▸ DIRECTIONS FOR THIS TASK:
Every line below must be reproduced exactly. Copy them all.

▸ EXTRACTED ENTRIES:
---*---
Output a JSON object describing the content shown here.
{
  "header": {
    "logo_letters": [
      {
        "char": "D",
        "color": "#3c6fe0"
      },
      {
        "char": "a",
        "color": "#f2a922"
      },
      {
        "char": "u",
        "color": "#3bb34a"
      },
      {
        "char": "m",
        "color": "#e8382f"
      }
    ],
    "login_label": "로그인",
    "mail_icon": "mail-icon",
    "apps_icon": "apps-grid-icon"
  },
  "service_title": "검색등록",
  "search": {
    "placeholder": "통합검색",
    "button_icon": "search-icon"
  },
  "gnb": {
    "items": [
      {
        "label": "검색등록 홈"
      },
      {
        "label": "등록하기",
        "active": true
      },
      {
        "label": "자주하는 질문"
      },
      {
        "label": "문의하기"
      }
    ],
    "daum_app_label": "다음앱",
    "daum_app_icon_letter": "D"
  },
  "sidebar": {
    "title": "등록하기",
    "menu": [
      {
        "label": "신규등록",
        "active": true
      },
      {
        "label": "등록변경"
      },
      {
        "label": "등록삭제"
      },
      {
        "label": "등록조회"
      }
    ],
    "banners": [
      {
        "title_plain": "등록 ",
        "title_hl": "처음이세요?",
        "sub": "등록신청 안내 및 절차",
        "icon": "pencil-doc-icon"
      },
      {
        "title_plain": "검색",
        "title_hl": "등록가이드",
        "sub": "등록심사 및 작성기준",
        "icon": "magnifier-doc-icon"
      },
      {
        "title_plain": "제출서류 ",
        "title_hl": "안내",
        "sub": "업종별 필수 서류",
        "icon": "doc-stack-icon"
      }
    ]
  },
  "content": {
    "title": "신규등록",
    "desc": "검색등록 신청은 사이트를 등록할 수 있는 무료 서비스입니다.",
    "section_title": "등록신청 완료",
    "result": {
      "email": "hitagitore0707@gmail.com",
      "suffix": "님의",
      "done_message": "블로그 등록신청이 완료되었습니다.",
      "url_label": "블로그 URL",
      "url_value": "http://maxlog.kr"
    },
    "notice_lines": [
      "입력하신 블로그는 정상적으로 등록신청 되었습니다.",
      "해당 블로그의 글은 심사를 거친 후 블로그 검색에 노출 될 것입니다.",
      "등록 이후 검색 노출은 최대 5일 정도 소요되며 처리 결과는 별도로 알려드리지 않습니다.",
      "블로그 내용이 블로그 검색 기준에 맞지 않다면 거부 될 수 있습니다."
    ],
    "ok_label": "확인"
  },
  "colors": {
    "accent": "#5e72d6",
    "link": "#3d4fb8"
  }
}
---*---
▸ ANSWER TO THE EXERCISE:
Output a JSON object describing the content shown here.
{
  "header": {
    "logo_letters": [
      {
        "char": "D",
        "color": "#3c6fe0"
      },
      {
        "char": "a",
        "color": "#f2a922"
      },
      {
        "char": "u",
        "color": "#3bb34a"
      },
      {
        "char": "m",
        "color": "#e8382f"
      }
    ],
    "login_label": "로그인",
    "mail_icon": "mail-icon",
    "apps_icon": "apps-grid-icon"
  },
  "service_title": "검색등록",
  "search": {
    "placeholder": "통합검색",
    "button_icon": "search-icon"
  },
  "gnb": {
    "items": [
      {
        "label": "검색등록 홈"
      },
      {
        "label": "등록하기",
        "active": true
      },
      {
        "label": "자주하는 질문"
      },
      {
        "label": "문의하기"
      }
    ],
    "daum_app_label": "다음앱",
    "daum_app_icon_letter": "D"
  },
  "sidebar": {
    "title": "등록하기",
    "menu": [
      {
        "label": "신규등록",
        "active": true
      },
      {
        "label": "등록변경"
      },
      {
        "label": "등록삭제"
      },
      {
        "label": "등록조회"
      }
    ],
    "banners": [
      {
        "title_plain": "등록 ",
        "title_hl": "처음이세요?",
        "sub": "등록신청 안내 및 절차",
        "icon": "pencil-doc-icon"
      },
      {
        "title_plain": "검색",
        "title_hl": "등록가이드",
        "sub": "등록심사 및 작성기준",
        "icon": "magnifier-doc-icon"
      },
      {
        "title_plain": "제출서류 ",
        "title_hl": "안내",
        "sub": "업종별 필수 서류",
        "icon": "doc-stack-icon"
      }
    ]
  },
  "content": {
    "title": "신규등록",
    "desc": "검색등록 신청은 사이트를 등록할 수 있는 무료 서비스입니다.",
    "section_title": "등록신청 완료",
    "result": {
      "email": "hitagitore0707@gmail.com",
      "suffix": "님의",
      "done_message": "블로그 등록신청이 완료되었습니다.",
      "url_label": "블로그 URL",
      "url_value": "http://maxlog.kr"
    },
    "notice_lines": [
      "입력하신 블로그는 정상적으로 등록신청 되었습니다.",
      "해당 블로그의 글은 심사를 거친 후 블로그 검색에 노출 될 것입니다.",
      "등록 이후 검색 노출은 최대 5일 정도 소요되며 처리 결과는 별도로 알려드리지 않습니다.",
      "블로그 내용이 블로그 검색 기준에 맞지 않다면 거부 될 수 있습니다."
    ],
    "ok_label": "확인"
  },
  "colors": {
    "accent": "#5e72d6",
    "link": "#3d4fb8"
  }
}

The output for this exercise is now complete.